**WHAT YOU HAVE TO DO**
From the first entry to the last, repeat the listing exactly.

**GIVEN INFORMATION**

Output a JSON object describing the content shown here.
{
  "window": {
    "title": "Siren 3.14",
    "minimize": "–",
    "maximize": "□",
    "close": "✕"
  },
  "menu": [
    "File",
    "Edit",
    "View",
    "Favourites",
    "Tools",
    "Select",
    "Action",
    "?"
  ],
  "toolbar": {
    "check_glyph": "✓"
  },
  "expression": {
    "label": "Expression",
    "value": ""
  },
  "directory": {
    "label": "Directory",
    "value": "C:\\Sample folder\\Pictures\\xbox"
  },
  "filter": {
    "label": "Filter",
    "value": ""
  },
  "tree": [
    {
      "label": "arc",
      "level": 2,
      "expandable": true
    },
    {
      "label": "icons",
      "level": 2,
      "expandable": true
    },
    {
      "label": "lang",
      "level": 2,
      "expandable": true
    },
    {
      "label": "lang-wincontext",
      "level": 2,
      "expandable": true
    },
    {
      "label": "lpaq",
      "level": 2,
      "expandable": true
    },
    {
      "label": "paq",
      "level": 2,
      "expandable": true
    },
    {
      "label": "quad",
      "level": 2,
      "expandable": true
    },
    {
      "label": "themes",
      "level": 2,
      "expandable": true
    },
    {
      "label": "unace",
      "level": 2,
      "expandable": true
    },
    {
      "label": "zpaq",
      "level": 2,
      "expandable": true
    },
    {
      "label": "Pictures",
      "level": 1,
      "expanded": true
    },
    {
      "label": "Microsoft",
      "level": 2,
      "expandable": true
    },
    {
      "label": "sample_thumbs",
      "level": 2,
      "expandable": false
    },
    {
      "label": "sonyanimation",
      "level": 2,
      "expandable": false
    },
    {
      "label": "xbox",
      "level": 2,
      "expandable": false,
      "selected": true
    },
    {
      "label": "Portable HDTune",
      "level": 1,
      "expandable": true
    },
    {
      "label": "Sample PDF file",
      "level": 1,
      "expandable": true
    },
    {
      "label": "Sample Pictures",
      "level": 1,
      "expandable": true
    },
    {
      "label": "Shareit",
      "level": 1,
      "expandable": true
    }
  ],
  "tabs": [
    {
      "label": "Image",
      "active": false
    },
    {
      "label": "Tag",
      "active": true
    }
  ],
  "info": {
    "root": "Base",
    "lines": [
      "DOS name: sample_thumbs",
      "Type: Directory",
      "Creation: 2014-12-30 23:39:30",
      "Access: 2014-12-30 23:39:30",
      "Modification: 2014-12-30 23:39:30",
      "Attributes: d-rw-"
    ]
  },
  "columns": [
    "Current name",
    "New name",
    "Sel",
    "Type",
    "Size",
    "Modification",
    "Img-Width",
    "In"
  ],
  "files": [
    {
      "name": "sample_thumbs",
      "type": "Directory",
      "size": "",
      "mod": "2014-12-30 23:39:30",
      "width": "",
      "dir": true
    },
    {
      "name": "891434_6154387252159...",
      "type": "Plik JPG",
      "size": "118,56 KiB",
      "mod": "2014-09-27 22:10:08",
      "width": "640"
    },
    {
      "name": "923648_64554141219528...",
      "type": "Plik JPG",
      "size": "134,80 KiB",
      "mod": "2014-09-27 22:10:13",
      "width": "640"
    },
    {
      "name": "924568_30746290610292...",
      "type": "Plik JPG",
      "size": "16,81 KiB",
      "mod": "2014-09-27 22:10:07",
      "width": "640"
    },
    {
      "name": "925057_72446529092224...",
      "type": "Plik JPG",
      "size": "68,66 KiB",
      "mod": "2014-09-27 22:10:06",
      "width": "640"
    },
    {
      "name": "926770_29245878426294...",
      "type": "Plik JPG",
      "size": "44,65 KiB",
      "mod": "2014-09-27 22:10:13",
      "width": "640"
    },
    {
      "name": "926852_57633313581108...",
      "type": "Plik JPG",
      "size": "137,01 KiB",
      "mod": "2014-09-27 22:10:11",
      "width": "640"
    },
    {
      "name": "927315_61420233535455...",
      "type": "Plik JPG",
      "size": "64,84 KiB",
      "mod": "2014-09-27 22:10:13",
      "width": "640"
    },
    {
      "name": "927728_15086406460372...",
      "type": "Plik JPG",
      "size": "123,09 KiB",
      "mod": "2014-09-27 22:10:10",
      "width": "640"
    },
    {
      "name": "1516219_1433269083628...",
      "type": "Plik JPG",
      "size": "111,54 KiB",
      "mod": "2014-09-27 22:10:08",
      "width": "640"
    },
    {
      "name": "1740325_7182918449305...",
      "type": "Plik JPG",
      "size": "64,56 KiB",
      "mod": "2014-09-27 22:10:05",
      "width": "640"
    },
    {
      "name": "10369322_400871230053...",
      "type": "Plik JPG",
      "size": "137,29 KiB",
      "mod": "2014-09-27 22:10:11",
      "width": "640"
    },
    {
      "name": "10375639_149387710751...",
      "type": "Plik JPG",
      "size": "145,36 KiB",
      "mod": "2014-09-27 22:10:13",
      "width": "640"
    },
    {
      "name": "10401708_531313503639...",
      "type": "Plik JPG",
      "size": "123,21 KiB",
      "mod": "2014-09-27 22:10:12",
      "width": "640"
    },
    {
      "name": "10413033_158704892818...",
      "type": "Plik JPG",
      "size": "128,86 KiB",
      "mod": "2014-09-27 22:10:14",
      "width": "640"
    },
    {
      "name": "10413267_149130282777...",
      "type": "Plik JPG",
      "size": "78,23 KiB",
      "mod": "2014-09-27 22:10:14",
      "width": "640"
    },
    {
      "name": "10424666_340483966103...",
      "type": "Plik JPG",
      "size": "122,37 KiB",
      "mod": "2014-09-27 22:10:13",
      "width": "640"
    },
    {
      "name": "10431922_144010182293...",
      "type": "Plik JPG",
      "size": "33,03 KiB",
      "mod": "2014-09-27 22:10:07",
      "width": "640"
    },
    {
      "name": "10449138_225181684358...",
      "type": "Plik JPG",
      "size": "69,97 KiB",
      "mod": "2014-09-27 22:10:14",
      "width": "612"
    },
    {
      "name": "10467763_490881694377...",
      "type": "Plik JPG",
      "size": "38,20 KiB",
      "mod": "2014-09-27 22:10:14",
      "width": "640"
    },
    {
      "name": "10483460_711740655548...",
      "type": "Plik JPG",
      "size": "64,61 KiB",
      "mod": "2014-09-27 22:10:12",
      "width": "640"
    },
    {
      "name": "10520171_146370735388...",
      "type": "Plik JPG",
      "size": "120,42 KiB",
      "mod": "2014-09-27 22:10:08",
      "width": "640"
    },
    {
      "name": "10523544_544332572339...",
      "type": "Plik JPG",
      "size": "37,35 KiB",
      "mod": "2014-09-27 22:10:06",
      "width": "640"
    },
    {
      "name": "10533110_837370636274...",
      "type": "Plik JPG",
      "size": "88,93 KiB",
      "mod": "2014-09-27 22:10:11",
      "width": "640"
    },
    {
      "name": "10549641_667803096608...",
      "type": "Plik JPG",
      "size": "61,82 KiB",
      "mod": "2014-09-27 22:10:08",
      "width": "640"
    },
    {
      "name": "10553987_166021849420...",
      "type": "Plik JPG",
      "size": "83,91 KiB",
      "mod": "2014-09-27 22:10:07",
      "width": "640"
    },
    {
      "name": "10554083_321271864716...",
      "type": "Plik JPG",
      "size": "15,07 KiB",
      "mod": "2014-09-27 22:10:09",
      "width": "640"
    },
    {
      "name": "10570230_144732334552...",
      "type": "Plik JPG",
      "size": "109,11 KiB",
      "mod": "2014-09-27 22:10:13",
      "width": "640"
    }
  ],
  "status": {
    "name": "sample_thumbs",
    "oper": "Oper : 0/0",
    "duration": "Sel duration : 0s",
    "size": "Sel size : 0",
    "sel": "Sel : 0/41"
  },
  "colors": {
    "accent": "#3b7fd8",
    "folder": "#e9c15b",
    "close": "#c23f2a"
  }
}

**YOUR RESPONSE**
Output a JSON object describing the content shown here.
{
  "window": {
    "title": "Siren 3.14",
    "minimize": "–",
    "maximize": "□",
    "close": "✕"
  },
  "menu": [
    "File",
    "Edit",
    "View",
    "Favourites",
    "Tools",
    "Select",
    "Action",
    "?"
  ],
  "toolbar": {
    "check_glyph": "✓"
  },
  "expression": {
    "label": "Expression",
    "value": ""
  },
  "directory": {
    "label": "Directory",
    "value": "C:\\Sample folder\\Pictures\\xbox"
  },
  "filter": {
    "label": "Filter",
    "value": ""
  },
  "tree": [
    {
      "label": "arc",
      "level": 2,
      "expandable": true
    },
    {
      "label": "icons",
      "level": 2,
      "expandable": true
    },
    {
      "label": "lang",
      "level": 2,
      "expandable": true
    },
    {
      "label": "lang-wincontext",
      "level": 2,
      "expandable": true
    },
    {
      "label": "lpaq",
      "level": 2,
      "expandable": true
    },
    {
      "label": "paq",
      "level": 2,
      "expandable": true
    },
    {
      "label": "quad",
      "level": 2,
      "expandable": true
    },
    {
      "label": "themes",
      "level": 2,
      "expandable": true
    },
    {
      "label": "unace",
      "level": 2,
      "expandable": true
    },
    {
      "label": "zpaq",
      "level": 2,
      "expandable": true
    },
    {
      "label": "Pictures",
      "level": 1,
      "expanded": true
    },
    {
      "label": "Microsoft",
      "level": 2,
      "expandable": true
    },
    {
      "label": "sample_thumbs",
      "level": 2,
      "expandable": false
    },
    {
      "label": "sonyanimation",
      "level": 2,
      "expandable": false
    },
    {
      "label": "xbox",
      "level": 2,
      "expandable": false,
      "selected": true
    },
    {
      "label": "Portable HDTune",
      "level": 1,
      "expandable": true
    },
    {
      "label": "Sample PDF file",
      "level": 1,
      "expandable": true
    },
    {
      "label": "Sample Pictures",
      "level": 1,
      "expandable": true
    },
    {
      "label": "Shareit",
      "level": 1,
      "expandable": true
    }
  ],
  "tabs": [
    {
      "label": "Image",
      "active": false
    },
    {
      "label": "Tag",
      "active": true
    }
  ],
  "info": {
    "root": "Base",
    "lines": [
      "DOS name: sample_thumbs",
      "Type: Directory",
      "Creation: 2014-12-30 23:39:30",
      "Access: 2014-12-30 23:39:30",
      "Modification: 2014-12-30 23:39:30",
      "Attributes: d-rw-"
    ]
  },
  "columns": [
    "Current name",
    "New name",
    "Sel",
    "Type",
    "Size",
    "Modification",
    "Img-Width",
    "In"
  ],
  "files": [
    {
      "name": "sample_thumbs",
      "type": "Directory",
      "size": "",
      "mod": "2014-12-30 23:39:30",
      "width": "",
      "dir": true
    },
    {
      "name": "891434_6154387252159...",
      "type": "Plik JPG",
      "size": "118,56 KiB",
      "mod": "2014-09-27 22:10:08",
      "width": "640"
    },
    {
      "name": "923648_64554141219528...",
      "type": "Plik JPG",
      "size": "134,80 KiB",
      "mod": "2014-09-27 22:10:13",
      "width": "640"
    },
    {
      "name": "924568_30746290610292...",
      "type": "Plik JPG",
      "size": "16,81 KiB",
      "mod": "2014-09-27 22:10:07",
      "width": "640"
    },
    {
      "name": "925057_72446529092224...",
      "type": "Plik JPG",
      "size": "68,66 KiB",
      "mod": "2014-09-27 22:10:06",
      "width": "640"
    },
    {
      "name": "926770_29245878426294...",
      "type": "Plik JPG",
      "size": "44,65 KiB",
      "mod": "2014-09-27 22:10:13",
      "width": "640"
    },
    {
      "name": "926852_57633313581108...",
      "type": "Plik JPG",
      "size": "137,01 KiB",
      "mod": "2014-09-27 22:10:11",
      "width": "640"
    },
    {
      "name": "927315_61420233535455...",
      "type": "Plik JPG",
      "size": "64,84 KiB",
      "mod": "2014-09-27 22:10:13",
      "width": "640"
    },
    {
      "name": "927728_15086406460372...",
      "type": "Plik JPG",
      "size": "123,09 KiB",
      "mod": "2014-09-27 22:10:10",
      "width": "640"
    },
    {
      "name": "1516219_1433269083628...",
      "type": "Plik JPG",
      "size": "111,54 KiB",
      "mod": "2014-09-27 22:10:08",
      "width": "640"
    },
    {
      "name": "1740325_7182918449305...",
      "type": "Plik JPG",
      "size": "64,56 KiB",
      "mod": "2014-09-27 22:10:05",
      "width": "640"
    },
    {
      "name": "10369322_400871230053...",
      "type": "Plik JPG",
      "size": "137,29 KiB",
      "mod": "2014-09-27 22:10:11",
      "width": "640"
    },
    {
      "name": "10375639_149387710751...",
      "type": "Plik JPG",
      "size": "145,36 KiB",
      "mod": "2014-09-27 22:10:13",
      "width": "640"
    },
    {
      "name": "10401708_531313503639...",
      "type": "Plik JPG",
      "size": "123,21 KiB",
      "mod": "2014-09-27 22:10:12",
      "width": "640"
    },
    {
      "name": "10413033_158704892818...",
      "type": "Plik JPG",
      "size": "128,86 KiB",
      "mod": "2014-09-27 22:10:14",
      "width": "640"
    },
    {
      "name": "10413267_149130282777...",
      "type": "Plik JPG",
      "size": "78,23 KiB",
      "mod": "2014-09-27 22:10:14",
      "width": "640"
    },
    {
      "name": "10424666_340483966103...",
      "type": "Plik JPG",
      "size": "122,37 KiB",
      "mod": "2014-09-27 22:10:13",
      "width": "640"
    },
    {
      "name": "10431922_144010182293...",
      "type": "Plik JPG",
      "size": "33,03 KiB",
      "mod": "2014-09-27 22:10:07",
      "width": "640"
    },
    {
      "name": "10449138_225181684358...",
      "type": "Plik JPG",
      "size": "69,97 KiB",
      "mod": "2014-09-27 22:10:14",
      "width": "612"
    },
    {
      "name": "10467763_490881694377...",
      "type": "Plik JPG",
      "size": "38,20 KiB",
      "mod": "2014-09-27 22:10:14",
      "width": "640"
    },
    {
      "name": "10483460_711740655548...",
      "type": "Plik JPG",
      "size": "64,61 KiB",
      "mod": "2014-09-27 22:10:12",
      "width": "640"
    },
    {
      "name": "10520171_146370735388...",
      "type": "Plik JPG",
      "size": "120,42 KiB",
      "mod": "2014-09-27 22:10:08",
      "width": "640"
    },
    {
      "name": "10523544_544332572339...",
      "type": "Plik JPG",
      "size": "37,35 KiB",
      "mod": "2014-09-27 22:10:06",
      "width": "640"
    },
    {
      "name": "10533110_837370636274...",
      "type": "Plik JPG",
      "size": "88,93 KiB",
      "mod": "2014-09-27 22:10:11",
      "width": "640"
    },
    {
      "name": "10549641_667803096608...",
      "type": "Plik JPG",
      "size": "61,82 KiB",
      "mod": "2014-09-27 22:10:08",
      "width": "640"
    },
    {
      "name": "10553987_166021849420...",
      "type": "Plik JPG",
      "size": "83,91 KiB",
      "mod": "2014-09-27 22:10:07",
      "width": "640"
    },
    {
      "name": "10554083_321271864716...",
      "type": "Plik JPG",
      "size": "15,07 KiB",
      "mod": "2014-09-27 22:10:09",
      "width": "640"
    },
    {
      "name": "10570230_144732334552...",
      "type": "Plik JPG",
      "size": "109,11 KiB",
      "mod": "2014-09-27 22:10:13",
      "width": "640"
    }
  ],
  "status": {
    "name": "sample_thumbs",
    "oper": "Oper : 0/0",
    "duration": "Sel duration : 0s",
    "size": "Sel size : 0",
    "sel": "Sel : 0/41"
  },
  "colors": {
    "accent": "#3b7fd8",
    "folder": "#e9c15b",
    "close": "#c23f2a"
  }
}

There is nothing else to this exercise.